Omitting all pictures, copy word for word the lines from the line containing "Give me the" through the final line of the entries.

SUPPLIED MATERIAL Block Start

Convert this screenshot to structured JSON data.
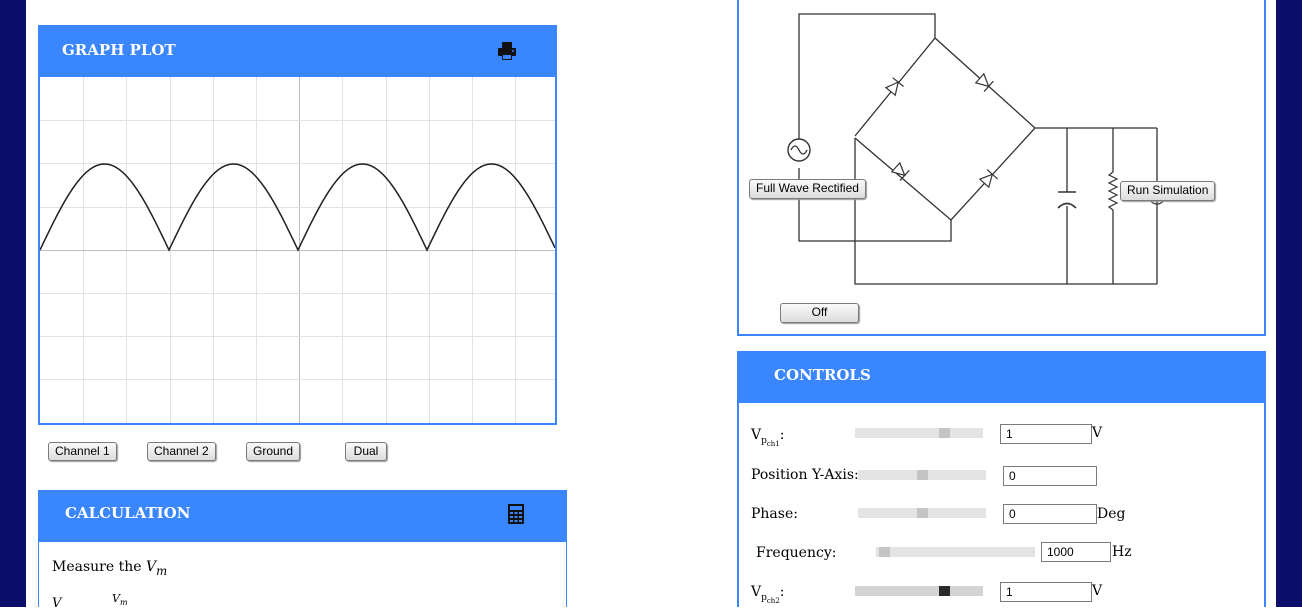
{
  "graph_panel": {
    "title": "GRAPH PLOT",
    "print_icon": "print-icon",
    "buttons": [
      "Channel 1",
      "Channel 2",
      "Ground",
      "Dual"
    ]
  },
  "calculation_panel": {
    "title": "CALCULATION",
    "calc_icon": "calculator-icon",
    "instruction_prefix": "Measure the ",
    "instruction_var": "V",
    "instruction_sub": "m",
    "formula_lhs": "V",
    "formula_num": "V",
    "formula_num_sub": "m"
  },
  "circuit_panel": {
    "mode_button": "Full Wave Rectified",
    "run_button": "Run Simulation",
    "power_button": "Off"
  },
  "controls_panel": {
    "title": "CONTROLS",
    "rows": [
      {
        "label": "V",
        "sub": "p",
        "subsub": "ch1",
        "suffix": ":",
        "value": "1",
        "unit": "V",
        "level": 0.72
      },
      {
        "label": "Position Y-Axis:",
        "value": "0",
        "unit": "",
        "level": 0.5
      },
      {
        "label": "Phase:",
        "value": "0",
        "unit": "Deg",
        "level": 0.5
      },
      {
        "label": "Frequency:",
        "value": "1000",
        "unit": "Hz",
        "level": 0.02
      },
      {
        "label": "V",
        "sub": "p",
        "subsub": "ch2",
        "suffix": ":",
        "value": "1",
        "unit": "V",
        "level": 0.72
      }
    ]
  },
  "colors": {
    "frame": "#0b0f6b",
    "header": "#3a86ff",
    "trace_output": "#222222",
    "trace_input": "#cfcfcf"
  }
}
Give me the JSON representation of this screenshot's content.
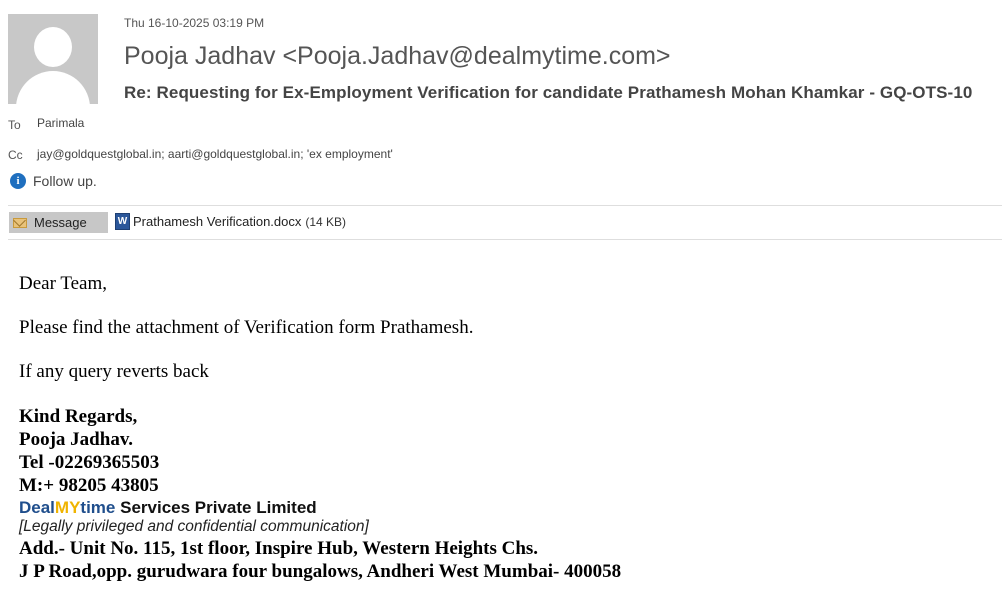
{
  "header": {
    "datetime": "Thu 16-10-2025 03:19 PM",
    "sender": "Pooja Jadhav <Pooja.Jadhav@dealmytime.com>",
    "subject": "Re: Requesting for Ex-Employment Verification for candidate Prathamesh Mohan Khamkar - GQ-OTS-10",
    "to_label": "To",
    "to_value": "Parimala",
    "cc_label": "Cc",
    "cc_value": "jay@goldquestglobal.in; aarti@goldquestglobal.in; 'ex employment'",
    "info_text": "Follow up.",
    "info_icon": "info-icon"
  },
  "tabs": {
    "message_label": "Message",
    "message_icon": "envelope-icon",
    "attachment_name": "Prathamesh Verification.docx",
    "attachment_size": "(14 KB)",
    "attachment_icon": "word-doc-icon"
  },
  "body": {
    "greeting": "Dear Team,",
    "line1": "Please find the attachment of Verification form Prathamesh.",
    "line2": "If any query reverts back",
    "sig_regards": "Kind Regards,",
    "sig_name": "Pooja Jadhav.",
    "sig_tel": "Tel -02269365503",
    "sig_mobile": "M:+ 98205 43805",
    "company_deal": "Deal",
    "company_my": "MY",
    "company_time": "time",
    "company_rest": " Services Private Limited",
    "legal": "[Legally privileged and confidential communication]",
    "address1": "Add.- Unit No. 115, 1st floor, Inspire Hub, Western Heights Chs.",
    "address2": "J P Road,opp. gurudwara four bungalows, Andheri West Mumbai- 400058"
  },
  "colors": {
    "company_blue": "#1f4e8c",
    "company_yellow": "#f0b400",
    "tab_active": "#c7c7c7",
    "word_blue": "#2b579a"
  }
}
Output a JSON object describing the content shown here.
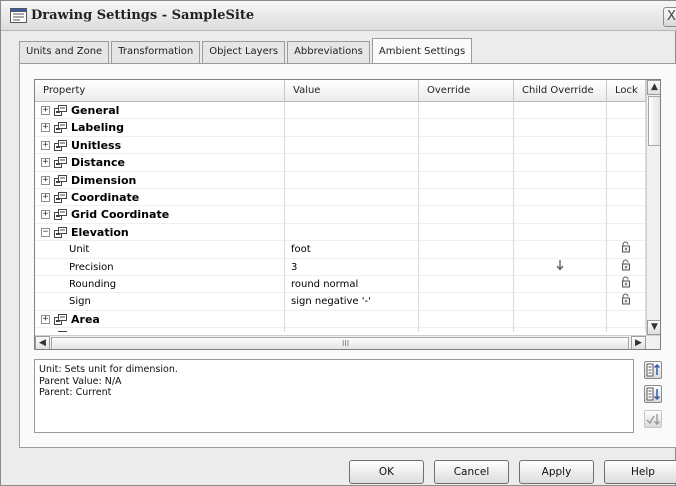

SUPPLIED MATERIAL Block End

**RESPONSE FOR THIS EXERCISE**
Give me the JSON representation of this screenshot's content.
{
  "header": {
    "datetime": "Thu 16-10-2025 03:19 PM",
    "sender": "Pooja Jadhav <Pooja.Jadhav@dealmytime.com>",
    "subject": "Re: Requesting for Ex-Employment Verification for candidate Prathamesh Mohan Khamkar - GQ-OTS-10",
    "to_label": "To",
    "to_value": "Parimala",
    "cc_label": "Cc",
    "cc_value": "jay@goldquestglobal.in; aarti@goldquestglobal.in; 'ex employment'",
    "info_text": "Follow up.",
    "info_icon": "info-icon"
  },
  "tabs": {
    "message_label": "Message",
    "message_icon": "envelope-icon",
    "attachment_name": "Prathamesh Verification.docx",
    "attachment_size": "(14 KB)",
    "attachment_icon": "word-doc-icon"
  },
  "body": {
    "greeting": "Dear Team,",
    "line1": "Please find the attachment of Verification form Prathamesh.",
    "line2": "If any query reverts back",
    "sig_regards": "Kind Regards,",
    "sig_name": "Pooja Jadhav.",
    "sig_tel": "Tel -02269365503",
    "sig_mobile": "M:+ 98205 43805",
    "company_deal": "Deal",
    "company_my": "MY",
    "company_time": "time",
    "company_rest": " Services Private Limited",
    "legal": "[Legally privileged and confidential communication]",
    "address1": "Add.- Unit No. 115, 1st floor, Inspire Hub, Western Heights Chs.",
    "address2": "J P Road,opp. gurudwara four bungalows, Andheri West Mumbai- 400058"
  },
  "colors": {
    "company_blue": "#1f4e8c",
    "company_yellow": "#f0b400",
    "tab_active": "#c7c7c7",
    "word_blue": "#2b579a"
  }
}
Output a JSON object describing the content shown here.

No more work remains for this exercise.